The Soul Cake was originally a small round bun. We made enough to pass around the audience between scenes. They are best served warm from the oven with plenty of berry preserve.
It seems, however, that in one rich man's house there was a cook who had imagination. She had made Soul Cakes at Hallowmas for years. She noticed how the children were becoming secularized. Instead of singing plain chant, they were whining doggerel. Instead of thinking of the meaning of their acts, they were thinking only of their stomachs as they yelled in her window:
Soul! Soul! for a soul cake! I pray good misses, a soul cake! An apple or pear, a plum or a cherry Any good thing to make us merry. One for Peter, two for Paul, Three for Him who made us all Up with the kettle and down with the pan, Give us good alms and we'll be gone.
She also had a grave suspicion that once those children left the door they thought no more of the poor souls for whom they were to pray. They stuffed her good sweet buns in their hungry mouths, and never so much as an "Ave" ascended to heaven for the dead.
One year she decided to fix them so that with every bite they would remember why they had been given the cake. Instead of making plain round buns, she made a circular bun with a hole in the middle. In those days the never ending circle was common parlance for everlasting life and our passage to it. The result of her cleverness was a doughnut, a reminder of prayer. Requiescat in pace.
The third and last scene of our show took place in a little Irish kitchen where boys and girls were playing Halloween games and telling fortunes. They had gathered red berries to keep away witches, and had ducked for apples until the floor was dripping. It was time for bed. Before they went to sleep, however, the children had to prepare for the coming of the dead. They spread a table with a clean white cloth and placed an uncut loaf on it. Water was set there, too, in case a poor soul were parched and thirsty. Pat allowed that Uncle Tim would prefer a bit of something stronger than water, but water it was or nothing. Chairs were placed in a semi-circle. Then Pat had to poke up the fire and add a log or two because dead souls are such cold ones. When everything was in readiness, the little Irish family retired.
The curtains closed and that was a signal for the rest of us to think of the night. Curfew was to ring at nine o'clock, and we had to find beds for all the children and the grownups. By nine o'clock, the little ones were covered up. Out-of-doors the curfew began to toll slowly. As the last stroke sounded, a group began to sing the Dies Irae and then the De Profundis. This gave the tone to the adult discussion which began with death and ended with much talk of the morrow's feast.

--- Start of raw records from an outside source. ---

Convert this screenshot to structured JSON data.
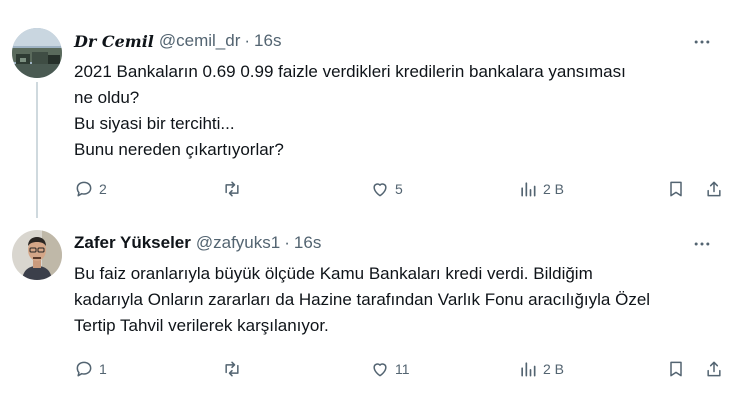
{
  "tweets": [
    {
      "display_name": "Dr Cemil",
      "handle": "@cemil_dr",
      "separator": "·",
      "time": "16s",
      "lines": [
        "2021 Bankaların 0.69 0.99 faizle verdikleri kredilerin bankalara yansıması",
        "ne oldu?",
        "Bu siyasi bir tercihti...",
        "Bunu nereden çıkartıyorlar?"
      ],
      "replies": "2",
      "retweets": "",
      "likes": "5",
      "views": "2 B"
    },
    {
      "display_name": "Zafer Yükseler",
      "handle": "@zafyuks1",
      "separator": "·",
      "time": "16s",
      "lines": [
        "Bu faiz oranlarıyla büyük ölçüde Kamu Bankaları kredi verdi. Bildiğim",
        "kadarıyla Onların zararları da Hazine tarafından Varlık Fonu aracılığıyla Özel",
        "Tertip Tahvil verilerek karşılanıyor."
      ],
      "replies": "1",
      "retweets": "",
      "likes": "11",
      "views": "2 B"
    }
  ],
  "icons": {
    "reply": "reply-icon",
    "retweet": "retweet-icon",
    "like": "heart-icon",
    "views": "views-icon",
    "bookmark": "bookmark-icon",
    "share": "share-icon",
    "more": "more-icon"
  },
  "colors": {
    "text": "#0f1419",
    "secondary": "#536471",
    "thread_line": "#cfd9de"
  }
}
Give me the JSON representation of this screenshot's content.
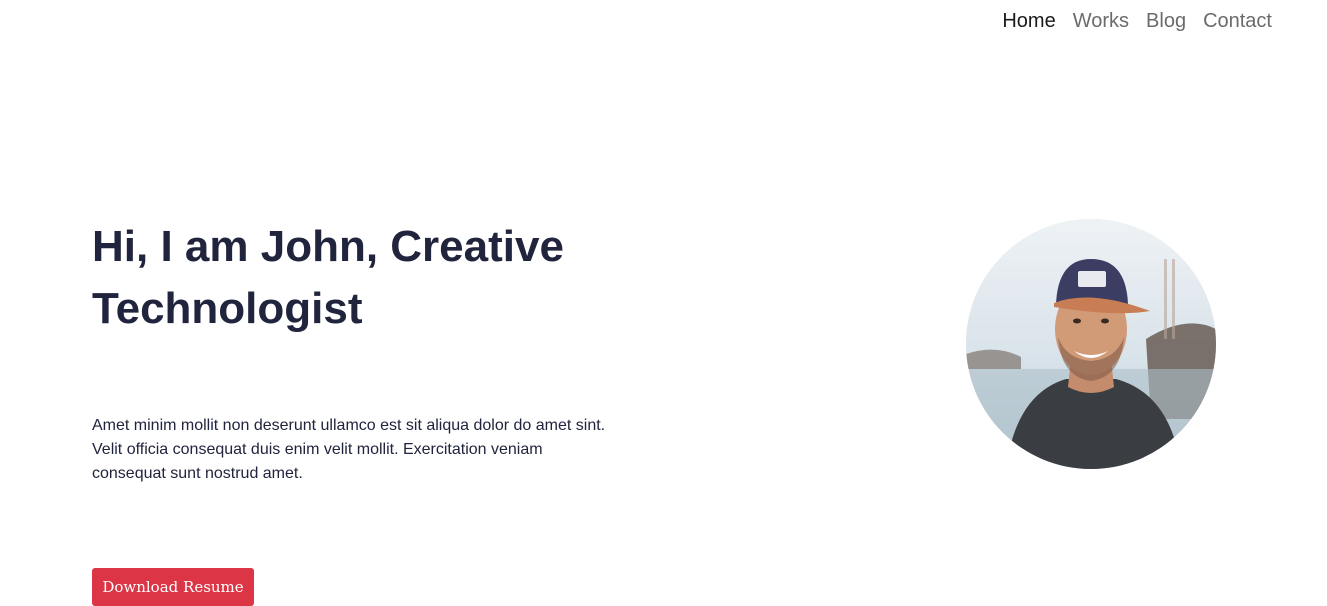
{
  "nav": {
    "items": [
      {
        "label": "Home"
      },
      {
        "label": "Works"
      },
      {
        "label": "Blog"
      },
      {
        "label": "Contact"
      }
    ],
    "active": "Home"
  },
  "hero": {
    "title": "Hi, I am John, Creative Technologist",
    "description": "Amet minim mollit non deserunt ullamco est sit aliqua dolor do amet sint. Velit officia consequat duis enim velit mollit. Exercitation veniam consequat sunt nostrud amet.",
    "button_label": "Download Resume"
  },
  "colors": {
    "heading": "#21243d",
    "button": "#dc3545",
    "nav_active": "#1b1b1b",
    "nav_inactive": "#6b6b6b"
  }
}
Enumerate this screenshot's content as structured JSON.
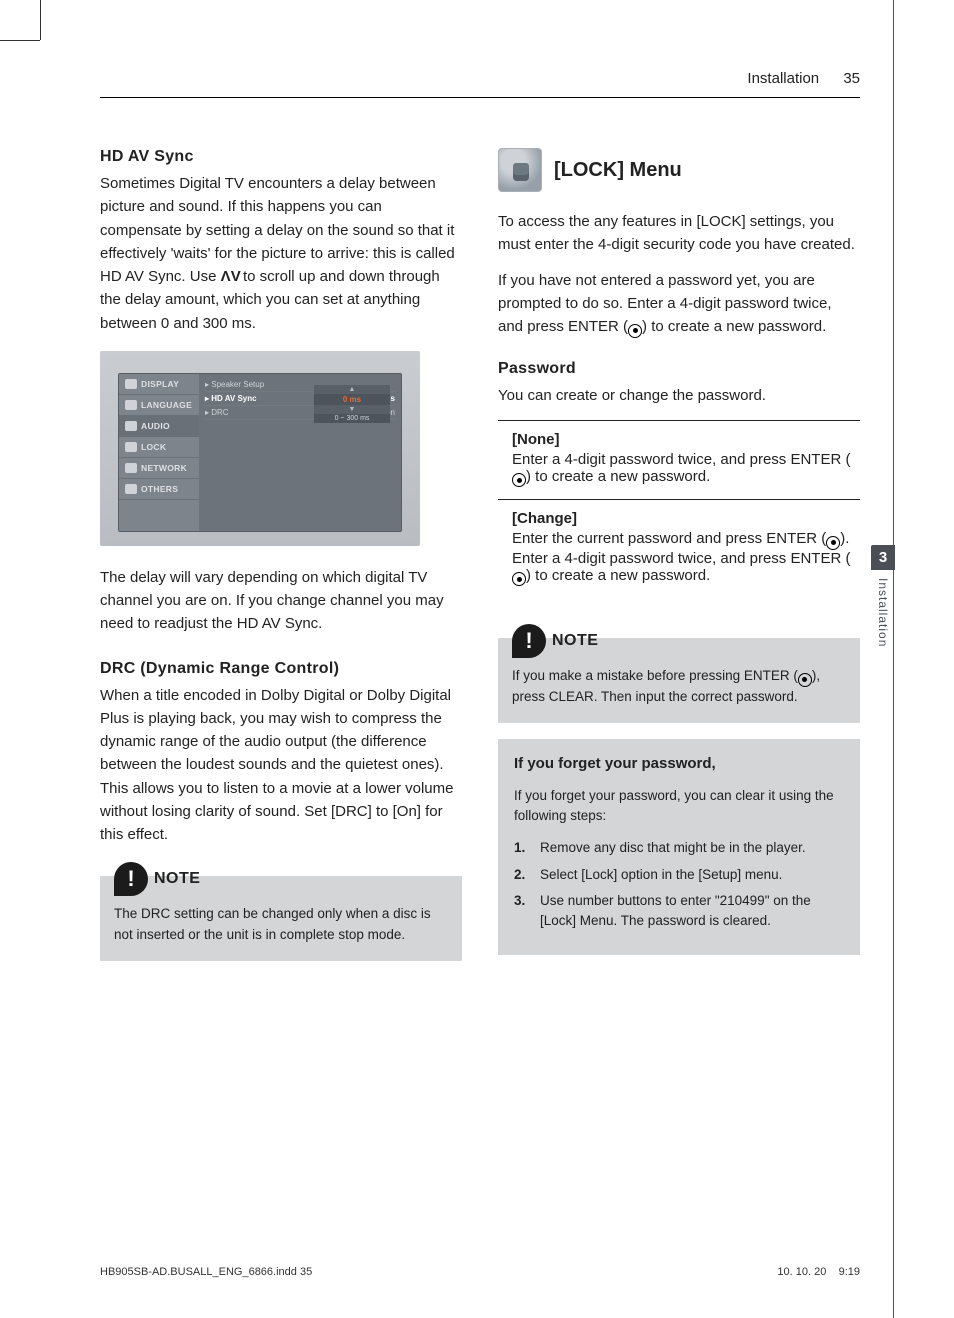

Activity Source: Cooking for Christ by Florence Berger, National Catholic Rural Life Conference, 4625 Beaver Avenue, Des Moines, IA 50310, 1949, 1999